The Department of Migrant Workers (DMW) assured that there will be no more cases of overseas Filipino workers (OFWs) in Saudi Arabia returning home without getting their salaries.
As the country resumes the deployment of workers to the Middle East, DMW Secretary Susan Ople said the Philippines and Saudi Arabia have inked deals to assure the welfare of OFWs.
“First time, iba na ang kontrata. May insurance para sa domestic workers at sa skilled workers. Hindi na mauulit na uuwing walang suweldo ang mga OFW,” Ople said.
“Hindi tayo basta lang magbubukas ng Saudi deployment na walang malinaw at matibay na pundasyon para sa proteksyon ng ating mga manggagawa.”
“Hindi tayo basta lang magbubukas ng Saudi deployment na walang malinaw at matibay na pundasyon para sa proteksyon ng ating mga manggagawa,” she added.
In 2016, about 9,000 OFWs from Saudi Arabia were repatriated by the Philippine government after they stopped receiving their salaries.
Through the help of state lawyers, the OFWs won the case but have yet to get paid.
The Saudi government has not complied with the promise it made in 2021 to settle the P4.6 billion worth of salaries.
“The DMW expects a delegation from the Saudi MHRSD (Ministry of Human Resources and Social Development) to arrive for a bilateral meeting to discuss, among others, a review of OFW salaries and automation of recruitment processes.
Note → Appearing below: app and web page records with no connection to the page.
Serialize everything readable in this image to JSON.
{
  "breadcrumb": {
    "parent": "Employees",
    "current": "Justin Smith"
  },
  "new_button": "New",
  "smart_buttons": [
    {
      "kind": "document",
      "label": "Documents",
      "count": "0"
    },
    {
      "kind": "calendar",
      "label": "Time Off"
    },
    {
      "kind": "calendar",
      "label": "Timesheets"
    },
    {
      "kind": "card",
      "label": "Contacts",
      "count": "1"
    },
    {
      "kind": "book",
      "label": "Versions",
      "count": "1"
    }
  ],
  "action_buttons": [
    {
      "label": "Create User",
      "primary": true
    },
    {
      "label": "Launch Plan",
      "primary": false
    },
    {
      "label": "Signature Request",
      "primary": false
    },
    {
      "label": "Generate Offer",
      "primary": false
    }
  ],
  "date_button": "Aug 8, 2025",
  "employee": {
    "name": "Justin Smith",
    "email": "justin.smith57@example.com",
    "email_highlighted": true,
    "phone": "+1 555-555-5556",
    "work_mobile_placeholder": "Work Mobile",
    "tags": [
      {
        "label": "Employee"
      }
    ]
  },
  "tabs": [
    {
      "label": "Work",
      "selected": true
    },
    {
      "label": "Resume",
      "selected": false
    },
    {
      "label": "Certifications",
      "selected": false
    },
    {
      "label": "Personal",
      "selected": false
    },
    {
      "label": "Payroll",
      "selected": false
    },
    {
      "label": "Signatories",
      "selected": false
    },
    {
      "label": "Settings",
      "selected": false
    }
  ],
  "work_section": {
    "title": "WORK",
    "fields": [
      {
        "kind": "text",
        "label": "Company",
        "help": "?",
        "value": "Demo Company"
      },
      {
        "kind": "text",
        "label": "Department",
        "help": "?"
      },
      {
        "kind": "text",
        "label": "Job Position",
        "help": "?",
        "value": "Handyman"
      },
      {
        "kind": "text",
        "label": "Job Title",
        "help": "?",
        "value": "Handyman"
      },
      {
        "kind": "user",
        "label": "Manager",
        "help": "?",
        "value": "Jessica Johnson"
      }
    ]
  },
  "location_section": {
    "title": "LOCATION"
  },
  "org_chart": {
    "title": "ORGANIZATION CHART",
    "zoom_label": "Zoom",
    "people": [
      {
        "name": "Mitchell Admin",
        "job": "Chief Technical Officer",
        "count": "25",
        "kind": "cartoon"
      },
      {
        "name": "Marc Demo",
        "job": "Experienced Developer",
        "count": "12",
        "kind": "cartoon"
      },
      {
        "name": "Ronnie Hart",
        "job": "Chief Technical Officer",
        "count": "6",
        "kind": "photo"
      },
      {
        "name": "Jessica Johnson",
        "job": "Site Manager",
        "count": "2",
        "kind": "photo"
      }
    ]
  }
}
The said delegation will also discuss with the DMW the status of cases involving the unpaid salaries of thousands of Filipino construction workers dating back in 2016,” Ople said.
She said DMW labor offices in Riyadh, Jeddah, and Al-Khobar would resume accepting offers of employment for skilled Filipino workers after a year of non-hiring of new workers.
The Department of Labor and Employment suspended deployment to Saudi in 2021 due to reports of abuses and unpaid wages.
DMW Undersecretary Patricia Yvonne Caunan said among the labor reform measures jointly adopted by the Philippines and Saudi Arabia are:
- Employment contract with insurance coverage for domestic workers and skilled workers covering unpaid salaries, airfare, and refund of recruitment costs in case of unfinished contracts, and other contingencies. The Saudi government will shoulder the insurance cost for skilled workers while Saudi employers are mandated to pay for the insurance coverage of Filipino domestic workers.
- Pre-termination clause in the contract that would specifically allow a domestic worker to transfer to or change employers before the end of the contract based on certain grounds, such as the non-payment of salary and cases of abuse/maltreatment.
- Adoption of a joint alternative dispute settlement mechanism that would pave the way for a more transparent, fair, and amicable settlement of employment disputes.
- Integration of the contract and implementation of the Wage Protection Program, which will regulate and ensure the timely payment of wages to all OFWs.
- Direct referral of cases involving the trafficking and exploitation of OFWs to the MHRSD through its anti-human trafficking department.
There will also be welfare desk offices (WEDO) in all Saudi recruitment agencies.
“Kung wala silang welfare officer, wala silang job order.”
“Lahat ng Saudi recruitment agencies ay kailangang mag-hire ng sarili nilang WEDO. Kung wala silang welfare officer, wala silang job order,” Ople said.
The DMW and the Saudi government will likewise have blacklist and whitelist categories for recruitment agencies and employers.
The blacklist will include abusive employers and agencies while those who are following the rules and treating the workers properly will be on the whitelist.
Victims of human trafficking will be assisted by the Saudi government based on referrals from the DMW.
Payments will be made via digital or electronic methods, which means concrete evidence if the salary is delayed or incorrect.